-- What you should do --
Using the entries that follow, give only the number of lines with the word "Iran" in them.

-- Data under study --
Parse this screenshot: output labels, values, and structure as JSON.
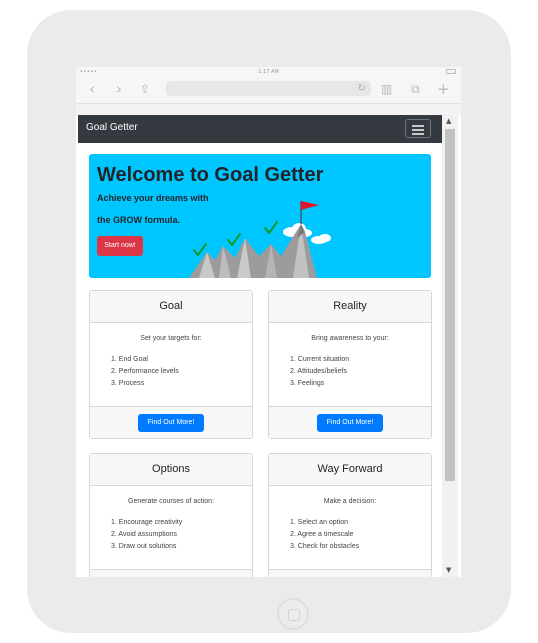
{
  "status_bar": {
    "signal": "•••••",
    "time": "1:17 AM"
  },
  "browser": {
    "icons": {
      "back": "chevron-left-icon",
      "forward": "chevron-right-icon",
      "share": "share-icon",
      "reload": "reload-icon",
      "reader": "book-icon",
      "tabs": "tabs-icon",
      "new_tab": "plus-icon"
    }
  },
  "navbar": {
    "brand": "Goal Getter",
    "toggler_icon": "hamburger-icon"
  },
  "hero": {
    "title": "Welcome to Goal Getter",
    "lead_line1": "Achieve your dreams with",
    "lead_line2": "the GROW formula.",
    "button": "Start now!",
    "colors": {
      "background": "#00c6ff",
      "button": "#dc3545",
      "flag": "#e8132b",
      "checks": "#0a9a2a"
    }
  },
  "cards": [
    {
      "title": "Goal",
      "intro": "Set your targets for:",
      "items": [
        "1. End Goal",
        "2. Performance levels",
        "3. Process"
      ],
      "button": "Find Out More!"
    },
    {
      "title": "Reality",
      "intro": "Bring awareness to your:",
      "items": [
        "1. Current situation",
        "2. Attitudes/beliefs",
        "3. Feelings"
      ],
      "button": "Find Out More!"
    },
    {
      "title": "Options",
      "intro": "Generate courses of action:",
      "items": [
        "1. Encourage creativity",
        "2. Avoid assumptions",
        "3. Draw out solutions"
      ]
    },
    {
      "title": "Way Forward",
      "intro": "Make a decision:",
      "items": [
        "1. Select an option",
        "2. Agree a timescale",
        "3. Check for obstacles"
      ]
    }
  ],
  "colors": {
    "navbar": "#343a40",
    "primary": "#007bff"
  }
}
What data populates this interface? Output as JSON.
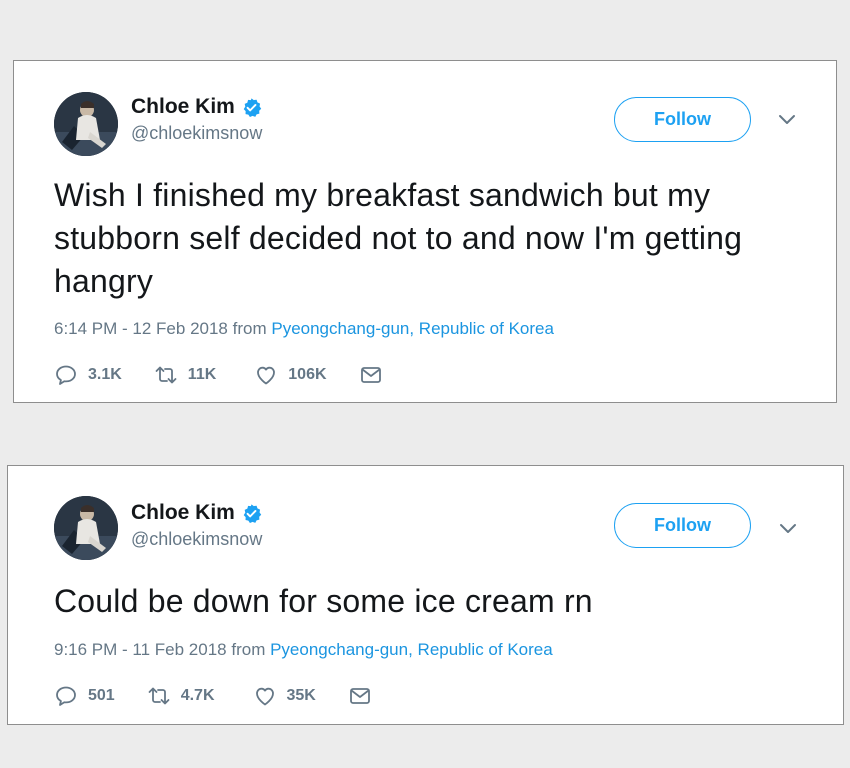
{
  "colors": {
    "accent": "#1da1f2",
    "link": "#1b95e0",
    "secondary_text": "#657786",
    "primary_text": "#14171a",
    "page_background": "#ececec"
  },
  "tweets": [
    {
      "author_name": "Chloe Kim",
      "handle": "@chloekimsnow",
      "verified_icon": "verified-badge-icon",
      "follow_label": "Follow",
      "text": "Wish I finished my breakfast sandwich but my stubborn self decided not to and now I'm getting hangry",
      "timestamp": "6:14 PM - 12 Feb 2018",
      "from_label": "from",
      "location": "Pyeongchang-gun, Republic of Korea",
      "replies": "3.1K",
      "retweets": "11K",
      "likes": "106K"
    },
    {
      "author_name": "Chloe Kim",
      "handle": "@chloekimsnow",
      "verified_icon": "verified-badge-icon",
      "follow_label": "Follow",
      "text": "Could be down for some ice cream rn",
      "timestamp": "9:16 PM - 11 Feb 2018",
      "from_label": "from",
      "location": "Pyeongchang-gun, Republic of Korea",
      "replies": "501",
      "retweets": "4.7K",
      "likes": "35K"
    }
  ]
}
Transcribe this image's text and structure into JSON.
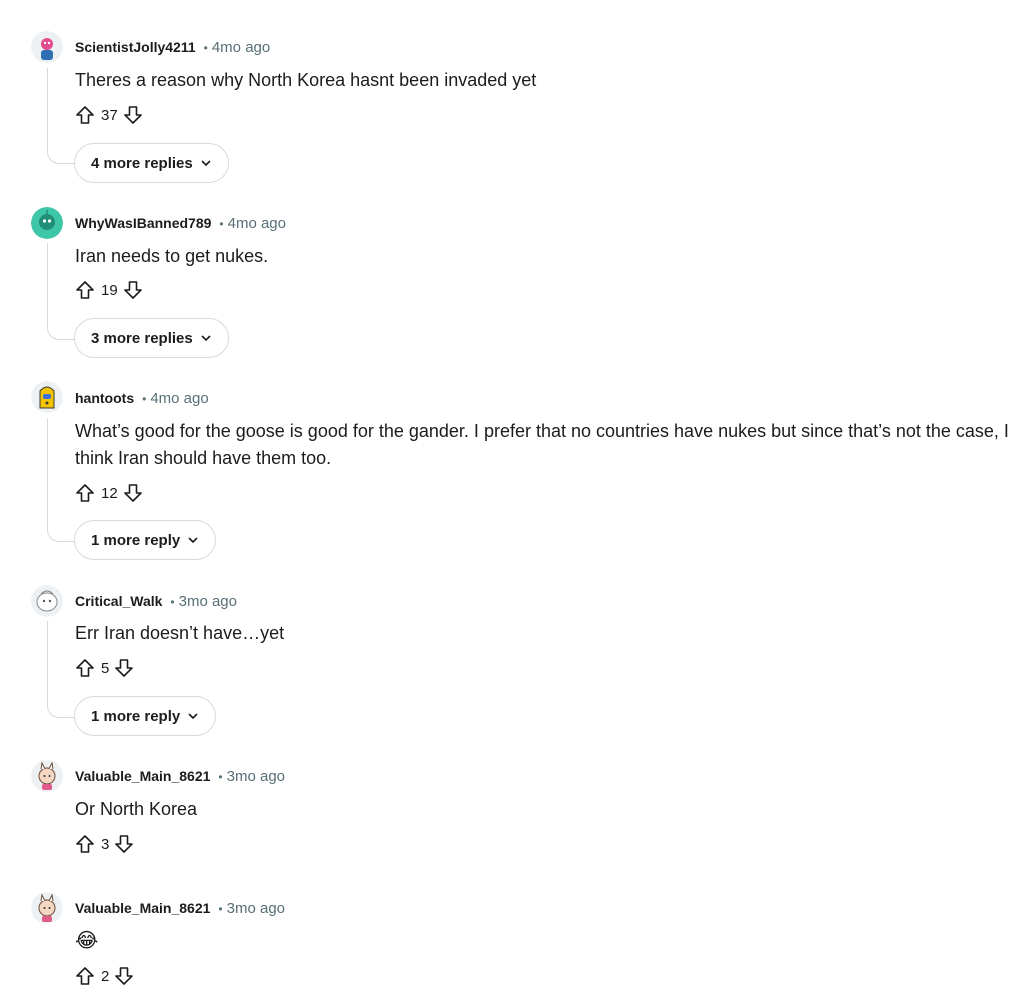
{
  "comments": [
    {
      "user": "ScientistJolly4211",
      "sep": "•",
      "time": "4mo ago",
      "text": "Theres a reason why North Korea hasnt been invaded yet",
      "score": "37",
      "more": "4 more replies",
      "avatar_color": "#e34c8f"
    },
    {
      "user": "WhyWasIBanned789",
      "sep": "•",
      "time": "4mo ago",
      "text": "Iran needs to get nukes.",
      "score": "19",
      "more": "3 more replies",
      "avatar_color": "#3ec7a6"
    },
    {
      "user": "hantoots",
      "sep": "•",
      "time": "4mo ago",
      "text": "What’s good for the goose is good for the gander. I prefer that no countries have nukes but since that’s not the case, I think Iran should have them too.",
      "score": "12",
      "more": "1 more reply",
      "avatar_color": "#f5c400"
    },
    {
      "user": "Critical_Walk",
      "sep": "•",
      "time": "3mo ago",
      "text": "Err Iran doesn’t have…yet",
      "score": "5",
      "more": "1 more reply",
      "avatar_color": "#e8ecef"
    },
    {
      "user": "Valuable_Main_8621",
      "sep": "•",
      "time": "3mo ago",
      "text": "Or North Korea",
      "score": "3",
      "avatar_color": "#f3d7c2"
    },
    {
      "user": "Valuable_Main_8621",
      "sep": "•",
      "time": "3mo ago",
      "text": "😂",
      "score": "2",
      "avatar_color": "#f3d7c2"
    }
  ]
}
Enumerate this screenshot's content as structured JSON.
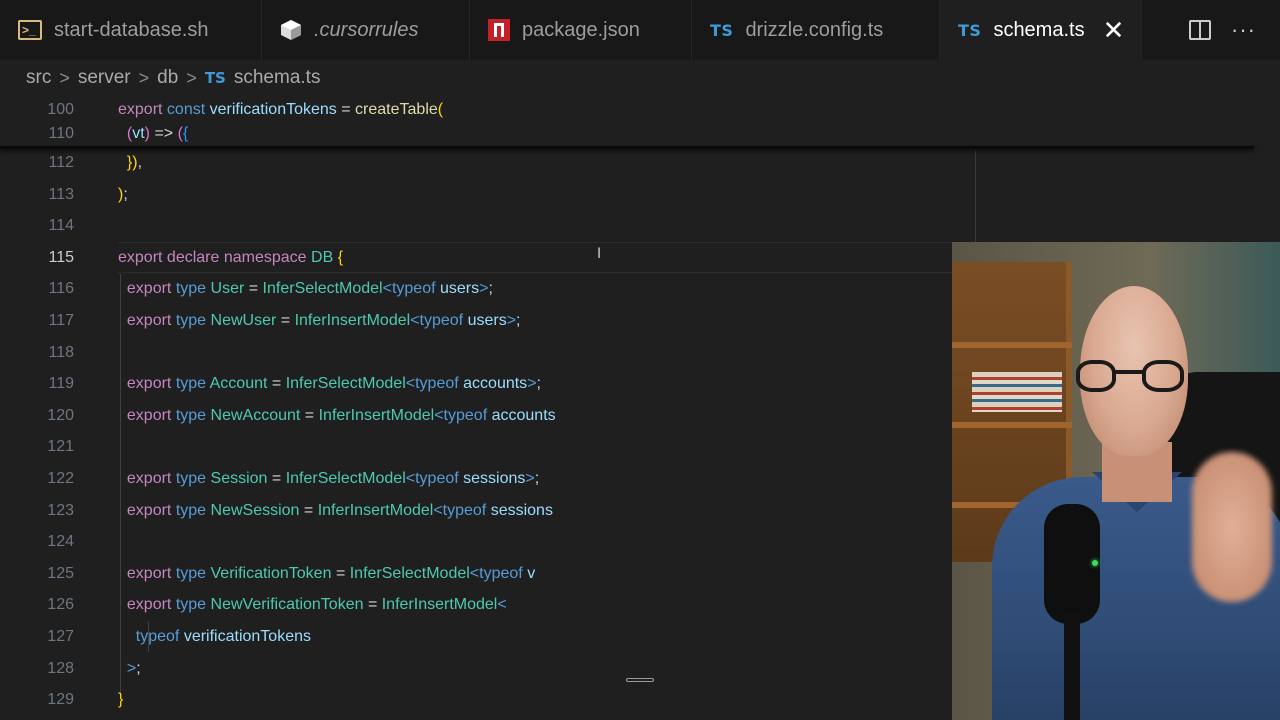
{
  "tabs": [
    {
      "label": "start-database.sh",
      "icon": "terminal-icon",
      "active": false
    },
    {
      "label": ".cursorrules",
      "icon": "cursor-icon",
      "active": false
    },
    {
      "label": "package.json",
      "icon": "npm-icon",
      "active": false
    },
    {
      "label": "drizzle.config.ts",
      "icon": "typescript-icon",
      "active": false
    },
    {
      "label": "schema.ts",
      "icon": "typescript-icon",
      "active": true
    }
  ],
  "tab_icon_text": {
    "typescript": "TS"
  },
  "tab_actions": {
    "close": "✕",
    "more": "···"
  },
  "breadcrumb": {
    "parts": [
      "src",
      "server",
      "db"
    ],
    "file": "schema.ts",
    "separator": ">"
  },
  "editor": {
    "sticky_lines": [
      {
        "num": "100",
        "text": "export const verificationTokens = createTable("
      },
      {
        "num": "110",
        "text": "  (vt) => ({"
      }
    ],
    "lines": [
      {
        "num": "112",
        "text": "  }),"
      },
      {
        "num": "113",
        "text": ");"
      },
      {
        "num": "114",
        "text": ""
      },
      {
        "num": "115",
        "text": "export declare namespace DB {"
      },
      {
        "num": "116",
        "text": "  export type User = InferSelectModel<typeof users>;"
      },
      {
        "num": "117",
        "text": "  export type NewUser = InferInsertModel<typeof users>;"
      },
      {
        "num": "118",
        "text": ""
      },
      {
        "num": "119",
        "text": "  export type Account = InferSelectModel<typeof accounts>;"
      },
      {
        "num": "120",
        "text": "  export type NewAccount = InferInsertModel<typeof accounts"
      },
      {
        "num": "121",
        "text": ""
      },
      {
        "num": "122",
        "text": "  export type Session = InferSelectModel<typeof sessions>;"
      },
      {
        "num": "123",
        "text": "  export type NewSession = InferInsertModel<typeof sessions"
      },
      {
        "num": "124",
        "text": ""
      },
      {
        "num": "125",
        "text": "  export type VerificationToken = InferSelectModel<typeof v"
      },
      {
        "num": "126",
        "text": "  export type NewVerificationToken = InferInsertModel<"
      },
      {
        "num": "127",
        "text": "    typeof verificationTokens"
      },
      {
        "num": "128",
        "text": "  >;"
      },
      {
        "num": "129",
        "text": "}"
      }
    ],
    "current_line": "115"
  },
  "colors": {
    "keyword": "#c586c0",
    "storage": "#569cd6",
    "type": "#4ec9b0",
    "variable": "#9cdcfe",
    "function": "#dcdcaa",
    "bracket1": "#ffd700",
    "bracket2": "#da70d6",
    "bracket3": "#179fff"
  }
}
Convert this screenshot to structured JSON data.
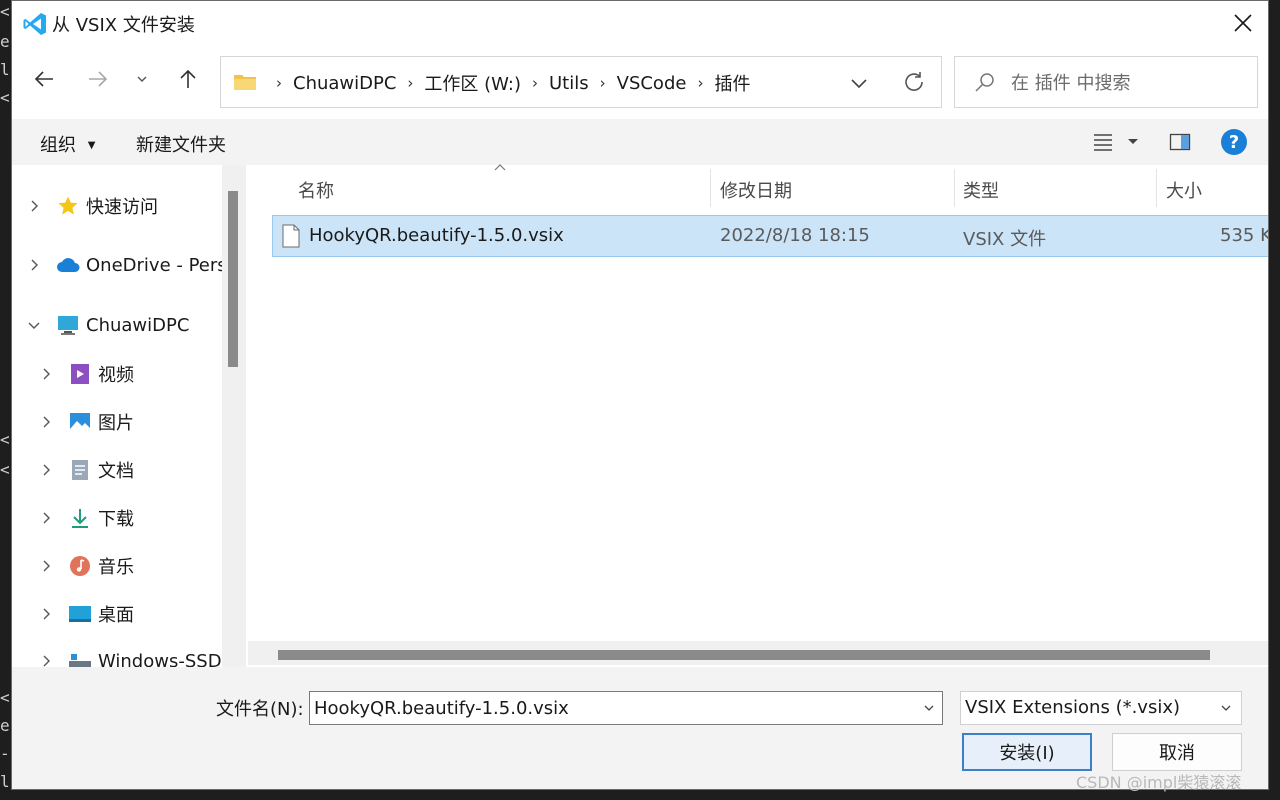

-- Result of the task --
3